However, affidavits describing a supposed common industry practice of not insulating air supply ducts in ceilings are simply irrelevant where the language of the contract is unambiguous on its face. It is well-established that the government can vary from the norm in the trade when contracting for goods and services. R.B. Wright Constr. Co. v. United States, 919 F.2d 1569, 1572-73 (Fed. Cir. 1990).
Second, again relying on the affidavits, Jowett urges, in somewhat convoluted fashion, that there was a well-established practice of not applying duct insulation to ceilings which form plenums, and that the contract exclusion in paragraph 3.3j for "duct insulation on . . . ceilings which form plenums" was unnecessary as applied to the ceilings themselves. Therefore, says Jowett, paragraph 3.3j should be read to refer to the ducts within the ceiling spaces. However, there is nothing unusual in writing established trade practice into the contract as a specific exception. Indeed, including such specific language is highly desirable. In any event, Jowett's argument assumes that the language is ambiguous, and we have held that it is not.
Finally, the affidavits state that the industry executives would not read this contract as requiring the insulation of the cold-air supply ducts in the ceilings. Jowett urges us to rely upon these affidavits to find that the contract unambiguously exempted the ducts at issue from the duct insulation requirement. However, as discussed above, affidavits that those familiar with trade practices in the construction industry would interpret the specifications differently are irrelevant, unless they identify a specific term that has a well-understood meaning in the industry and that was used in, or omitted from, the contract.
Under these circumstances, Jowett's generalized affidavits provide no basis for upholding its interpretation of the contract, one which would vary the plain language of the contract.

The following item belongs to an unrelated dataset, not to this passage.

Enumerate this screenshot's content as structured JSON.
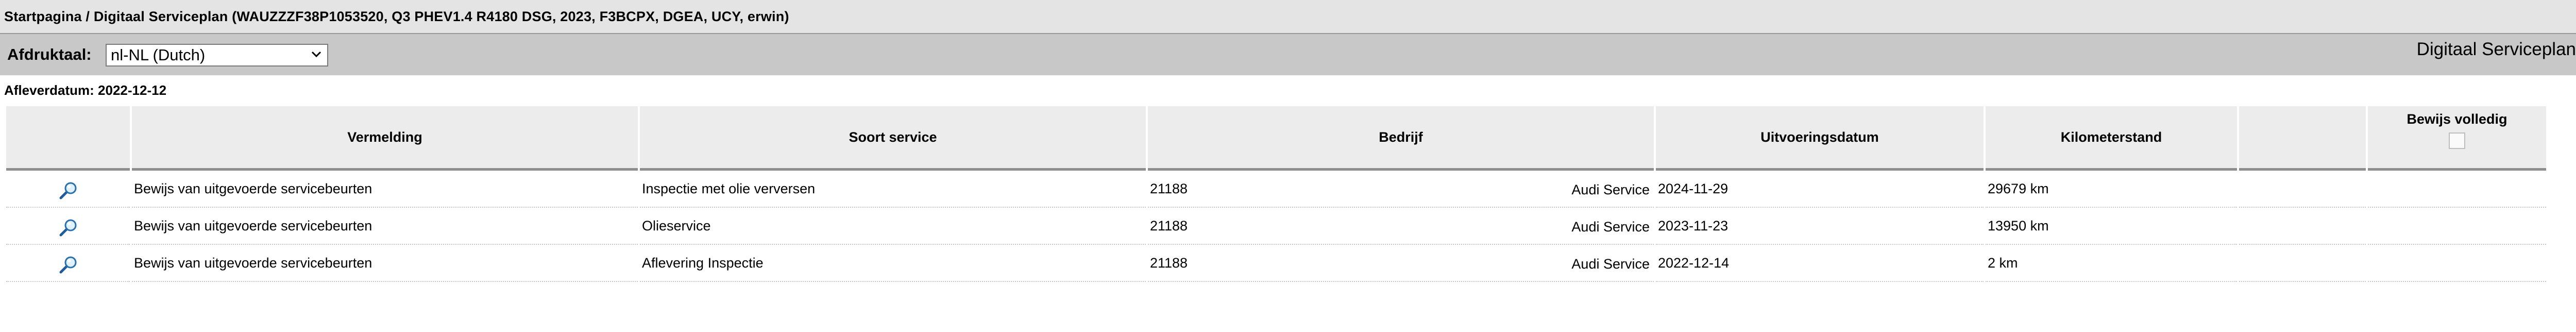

We hold that the contract unambiguously required Jowett to insulate the cold-air supply ducts inside the ceiling spaces of the office building.3
For the foregoing reasons, the decision of the Court of Federal Claims is affirmed.
Paragraph 3.3f of the contract exempts "return ducts in ceiling spaces" from the duct insulation requirement, but the record does not indicate whether such ducts were installed in the office building.
When a contract is susceptible to more than one reasonable interpretation, it contains an ambiguity. Hills Materials Co. v. Rice, 982 F.2d 514, 516 (Fed. Cir. 1992). An ambiguity may be patent or latent. A patent ambiguity is one that is "so glaring as to raise a duty to inquire." Id. at 516 n.3. A latent ambiguity, on the other hand, is not glaring, substantial, or patently obvious. Grumman Data Sys. Corp. v. Dalton, 88 F.3d 990, 997 (Fed. Cir. 1996). "Where such a latent ambiguity exists, the court will construe the ambiguous term against the drafter of the contract when the nondrafter's interpretation is reasonable." Hills Materials, 982 F.2d at 516.
In reaching this result, we do not address the role of trade practice in cases where the contract specifications at issue are on their face ambiguous. SeeMetric, 169 F.3d at 753.